On the cosmetic front, straightening your teeth may be all you need to realize a more attractive smile. But orthodontics can also be part of an overall "smile makeover" that may include other cosmetic procedures, usually performed after realigning the teeth. In this case, it's often necessary to coordinate orthodontic treatment with these other procedures, especially if it's necessary to remove some teeth.
Whether it stands alone or is part of an overall makeover plan, straightening teeth can be a game changer when it comes to your appearance. Not only will it help you have healthier teeth and gums, it could give you the new smile you desire.
If you would like more information on orthodontic treatment, please contact us or schedule an appointment for a consultation. You can also learn more about this topic by reading the Dear Doctor magazine article “The Magic of Orthodontics.”
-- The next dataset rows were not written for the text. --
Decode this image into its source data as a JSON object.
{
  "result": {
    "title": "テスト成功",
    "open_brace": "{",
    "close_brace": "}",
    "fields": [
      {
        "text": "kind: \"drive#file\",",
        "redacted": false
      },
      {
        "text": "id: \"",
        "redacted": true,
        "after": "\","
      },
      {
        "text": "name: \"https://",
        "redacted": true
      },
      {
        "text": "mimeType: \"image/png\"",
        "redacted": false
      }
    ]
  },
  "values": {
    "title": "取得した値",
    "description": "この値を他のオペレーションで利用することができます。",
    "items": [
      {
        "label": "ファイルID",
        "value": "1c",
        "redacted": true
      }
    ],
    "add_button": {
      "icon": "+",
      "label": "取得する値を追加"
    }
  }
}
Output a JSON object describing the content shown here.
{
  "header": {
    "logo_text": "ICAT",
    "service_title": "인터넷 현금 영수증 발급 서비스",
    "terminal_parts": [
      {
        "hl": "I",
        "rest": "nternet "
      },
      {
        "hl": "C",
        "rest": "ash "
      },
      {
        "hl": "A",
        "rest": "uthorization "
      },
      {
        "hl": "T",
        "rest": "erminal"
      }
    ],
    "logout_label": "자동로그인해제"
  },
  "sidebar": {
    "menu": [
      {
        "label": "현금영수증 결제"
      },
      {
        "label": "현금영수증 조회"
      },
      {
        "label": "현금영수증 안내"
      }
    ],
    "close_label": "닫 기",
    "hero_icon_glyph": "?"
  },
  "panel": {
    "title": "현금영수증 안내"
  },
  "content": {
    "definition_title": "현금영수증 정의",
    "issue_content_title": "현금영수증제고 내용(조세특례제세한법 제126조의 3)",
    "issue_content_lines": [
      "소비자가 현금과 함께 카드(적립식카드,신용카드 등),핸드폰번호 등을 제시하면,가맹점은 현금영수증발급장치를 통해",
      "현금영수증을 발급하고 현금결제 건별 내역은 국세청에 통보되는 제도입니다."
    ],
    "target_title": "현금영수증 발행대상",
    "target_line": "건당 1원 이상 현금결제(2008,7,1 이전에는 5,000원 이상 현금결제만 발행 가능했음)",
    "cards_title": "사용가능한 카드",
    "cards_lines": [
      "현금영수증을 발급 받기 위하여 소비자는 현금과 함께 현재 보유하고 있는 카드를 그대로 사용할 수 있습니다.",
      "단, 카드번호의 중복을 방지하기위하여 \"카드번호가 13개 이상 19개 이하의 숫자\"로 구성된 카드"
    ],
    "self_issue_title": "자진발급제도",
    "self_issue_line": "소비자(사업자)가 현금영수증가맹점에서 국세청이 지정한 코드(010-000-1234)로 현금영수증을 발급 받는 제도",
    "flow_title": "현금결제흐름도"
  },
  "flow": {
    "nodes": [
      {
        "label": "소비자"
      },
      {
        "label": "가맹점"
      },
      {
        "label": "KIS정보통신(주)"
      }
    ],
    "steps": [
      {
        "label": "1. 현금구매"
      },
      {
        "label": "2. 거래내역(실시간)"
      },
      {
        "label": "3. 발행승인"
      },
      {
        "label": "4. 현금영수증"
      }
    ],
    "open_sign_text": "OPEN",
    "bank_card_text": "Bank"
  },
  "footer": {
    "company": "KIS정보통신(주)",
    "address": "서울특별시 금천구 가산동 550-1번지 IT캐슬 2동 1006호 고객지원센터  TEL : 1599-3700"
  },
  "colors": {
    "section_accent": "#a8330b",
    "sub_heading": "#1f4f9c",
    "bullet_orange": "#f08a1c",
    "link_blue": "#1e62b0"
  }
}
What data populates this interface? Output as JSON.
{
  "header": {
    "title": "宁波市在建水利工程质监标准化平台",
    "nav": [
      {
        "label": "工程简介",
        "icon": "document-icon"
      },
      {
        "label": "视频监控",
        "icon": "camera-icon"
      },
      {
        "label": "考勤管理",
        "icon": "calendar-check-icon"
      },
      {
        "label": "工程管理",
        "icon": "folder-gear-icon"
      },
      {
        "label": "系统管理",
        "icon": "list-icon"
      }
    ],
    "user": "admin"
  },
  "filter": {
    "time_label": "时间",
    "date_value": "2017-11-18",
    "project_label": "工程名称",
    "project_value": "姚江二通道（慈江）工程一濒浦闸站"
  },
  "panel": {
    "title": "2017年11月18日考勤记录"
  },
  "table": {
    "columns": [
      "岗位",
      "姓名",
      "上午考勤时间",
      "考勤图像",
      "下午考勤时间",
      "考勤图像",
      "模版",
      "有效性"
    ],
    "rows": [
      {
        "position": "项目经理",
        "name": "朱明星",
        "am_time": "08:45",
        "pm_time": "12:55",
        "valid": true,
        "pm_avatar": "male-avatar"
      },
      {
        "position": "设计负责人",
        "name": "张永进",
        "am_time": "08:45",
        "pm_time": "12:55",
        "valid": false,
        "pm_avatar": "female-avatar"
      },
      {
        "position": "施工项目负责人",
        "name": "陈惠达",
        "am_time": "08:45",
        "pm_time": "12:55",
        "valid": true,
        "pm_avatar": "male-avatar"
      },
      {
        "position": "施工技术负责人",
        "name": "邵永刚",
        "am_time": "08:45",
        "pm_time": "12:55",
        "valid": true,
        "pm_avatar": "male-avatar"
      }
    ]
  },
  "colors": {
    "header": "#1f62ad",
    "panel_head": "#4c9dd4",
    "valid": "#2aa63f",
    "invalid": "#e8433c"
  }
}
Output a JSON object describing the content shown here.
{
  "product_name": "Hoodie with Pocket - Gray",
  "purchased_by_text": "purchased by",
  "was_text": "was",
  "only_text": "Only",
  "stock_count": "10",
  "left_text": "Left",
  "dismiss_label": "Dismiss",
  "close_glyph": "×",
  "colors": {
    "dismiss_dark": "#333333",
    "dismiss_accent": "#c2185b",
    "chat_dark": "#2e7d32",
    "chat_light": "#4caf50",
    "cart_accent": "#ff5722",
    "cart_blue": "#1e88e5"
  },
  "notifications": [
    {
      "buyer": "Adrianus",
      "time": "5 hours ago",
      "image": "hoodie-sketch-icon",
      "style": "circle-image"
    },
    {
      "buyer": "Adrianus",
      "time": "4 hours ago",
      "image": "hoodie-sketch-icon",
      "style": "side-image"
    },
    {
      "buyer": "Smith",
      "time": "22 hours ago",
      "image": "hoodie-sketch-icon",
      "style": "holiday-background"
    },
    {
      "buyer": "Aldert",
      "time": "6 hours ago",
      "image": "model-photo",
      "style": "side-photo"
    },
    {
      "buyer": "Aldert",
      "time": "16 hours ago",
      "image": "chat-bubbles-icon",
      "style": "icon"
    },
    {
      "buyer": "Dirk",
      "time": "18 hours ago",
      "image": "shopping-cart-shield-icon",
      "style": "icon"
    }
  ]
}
There are many things to be concerned about with your infant. Thumb sucking shouldn't be one of them—at least not yet. Practically universal among young children, the habit normally fades by age four with no real harm.
If it persists beyond that age, however, it can lead to a poor bite (malocclusion). Late thumb sucking may also have a connection with another problem—the inability of a child to transition from an infantile swallowing pattern to an adult pattern.
A baby while swallowing thrusts their tongue forward to help create a seal around a breast or bottle nipple during nursing. This normally changes about age 4, though, to a positioning of the tongue against the roof of the mouth when swallowing. But if they don't transition and continue to thrust the tongue forward, it can place undue pressure on the front teeth and cause them to develop too far forward.
The result may be an open bite, in which a gap exists between the upper and lower teeth even when the jaws are shut. An open bite can also happen with late thumb sucking, but instead of the tongue, their thumb presses against the teeth.
As to thumb-sucking, parents should encourage their child to stop the habit beginning around age 3, if they haven't already begun to do so. The best approach is to use some form of positive reinforcement such as praise or treats. The sooner the habit ceases after age 4, the lower their risk for developing an open bite.
You may also need to be alert to continued tongue thrusting while swallowing, which may still continue even after they no longer suck their thumb. In that case, your child may need orofacial myofunctional therapy (OMT), a series of exercises directed by a trained therapist to retrain the muscles involved with swallowing. This therapy could further help a child properly transition to an adult swallowing pattern.
Open bites can be corrected orthodontically later in life. But by being alert to your child's oral habits, as well as the way they're swallowing, you and your dentist may be able to intervene and eliminate or at least lessen the development of this type of problem bite.
If you would like more information on how to manage thumb sucking, please contact us or schedule an appointment for a consultation. You can also learn more about this topic by reading the Dear Doctor magazine article “How Thumb Sucking Affects the Bite.”